Whether you consider it the ultimate rulebook or the greatest work of fiction ever published, there's no denying that the Holy Bible spins a good yarn. As TVB Pearl's epic miniseries The Bible (above), which began last week, demonstrates, the good book is a rich source of material for the small screen. Retelling these fantastical tales of wonderment must be almost impossible without drawing criticism from one faction of the God Squad or another, though. By attempting to cram every story from Genesis to the Book of Revelation into a 10-hour grand narrative, you're simply never going to please every disciple.
Produced by Mark Burnett (a Christian, and the creator of reality shows The Apprentice and Survivor) and continuing this week with Exodus (Wednesday at 10.35pm), the show's faithfulness to the holy tome is not something I am qualified to judge. My religious studies extend little further than watching Monty Python's Life of Brian two or three times a year, so I cannot be sure if sword-wielding angels are a TV addition or not. And didn't something dodgy go down in Sodom?
Even this humble layman can see that The Bible has been sanitised, perhaps to avoid controversy or undermining the faith. Everything has been dumbed down to represent either good or evil, and if something bad happens, it's generally explained away as being the will of The Almighty. Maybe the aim is to keep believers in the dark about the Bible's harsher realities, but preaching to the converted doesn't necessarily make for interesting television. As the cast is made up of predominantly white Westerners and the acting is as stiff as the lumber Jesus was nailed to, you'll probably see a more believable Bible adaptation at any school that stages a nativity play next month. And on the 12th day, God said, "Holy Mother of Mary, please change the channel."
World's Weirdest (TVB Pearl, Tuesday at 8.30pm), the second season of which begins with Strange Love, an episode devoted to the mating rituals of animals, would've been of little educational use to zookeeper extraordinaire and ark enthusiast Noah. The pre-broadcast warning sums up the show: "This programme deals with animal attraction, mating and reproduction. Parental discretion is advised."

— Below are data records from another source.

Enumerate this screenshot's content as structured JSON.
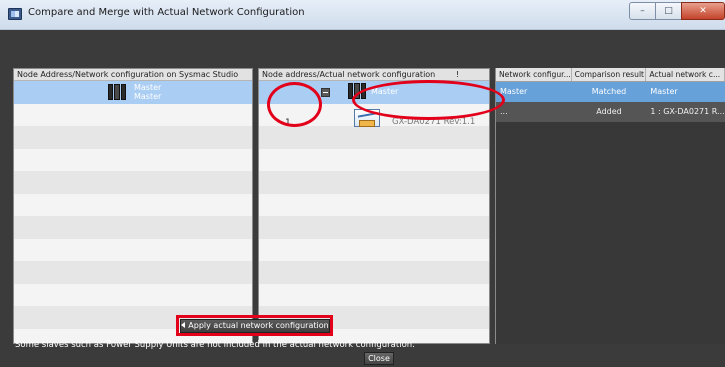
{
  "window": {
    "title": "Compare and Merge with Actual Network Configuration",
    "minimize_glyph": "–",
    "maximize_glyph": "□",
    "close_glyph": "✕"
  },
  "left_panel": {
    "header": "Node Address/Network configuration on Sysmac Studio",
    "master_line1": "Master",
    "master_line2": "Master"
  },
  "mid_panel": {
    "header": "Node address/Actual network configuration",
    "header_marker": "!",
    "master_label": "Master",
    "slave_node": "1",
    "slave_label": "GX-DA0271 Rev:1.1"
  },
  "right_table": {
    "columns": [
      "Network configur...",
      "Comparison result",
      "Actual network c..."
    ],
    "rows": [
      [
        "Master",
        "Matched",
        "Master"
      ],
      [
        "...",
        "Added",
        "1 : GX-DA0271 R..."
      ]
    ]
  },
  "footer": {
    "apply_label": "Apply actual network configuration",
    "note": "Some slaves such as Power Supply Units are not included in the actual network configuration.",
    "close_label": "Close"
  },
  "icons": {
    "app": "app-window-icon",
    "plc": "plc-controller-icon",
    "slave": "slave-device-icon",
    "collapse": "collapse-icon"
  },
  "colors": {
    "selection": "#aacdf3",
    "table_master_row": "#67a1da",
    "annotation_red": "#e2001a",
    "dark_background": "#3b3b3b"
  }
}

Narrated in a way that is obviously meant to balance out the ardour on screen, the episode shows an endless series of animals awkwardly flirting and fornicating, one after another, after another, after another. Most of these bizarre courtship rituals involve a couple of males scrapping over a female and a blink-and-you'll-miss-it finale. The animal kingdom, it appears, isn't too dissimilar to a Lan Kwai Fong Ladies Night; males chase and females choose.
Stranger than a pair of mating millipedes, and far more entertaining, is the farcical black-comedy crime drama Bullet in the Face (FX, Thursday at 10pm). Penned by Alan Spencer, the man responsible for the mid-80s cop spoof Sledge Hammer!, Bullet stars Max Williams as trigger-happy hit man Gunter Vogler, who, during a botched robbery, kills a cop before failing to complete a hit on his double-crossing lover, femme fatale Martine (Canadian Kate Kelton - the face of Tic Tac mints for years in her homeland). The clue to Martine's response is in the name of the show.
Three months later, the master criminal wakes up to find the dead cop's face has been transplanted onto his own, giving him the perfect disguise to exact revenge on his former boss, Tannhäuser (comic Eddie Izzard in full, glorious ad-lib mode), and rival crime lord Racken (Eric Roberts; Heroes).
With its twisted humour, comic-book violence and ridiculously over-the-top acting, Bullet in the Face is a cartoon made real (think Sin City meets Airplane!) and is certainly one of the most original shows of the year. I can't yet decide if it's brilliantly terrible or terribly brilliant, but it should be applauded for its daring tongue-in-cheek approach. Any show that delivers the line, "I will not live my life with someone's face I do not recognise. I am not Mickey Rourke," deserves a fair crack in my book. Williams' manic posturing and crazy German accent will probably drive you mad, but the rapid-fire one-liners will make up for it. And the screen lights up whenever Roberts or Izzard appear.
As with the Lord's novel, approach Bullet in the Face with eyes wide open and a huge grain of salt, and you'll get what you want from it.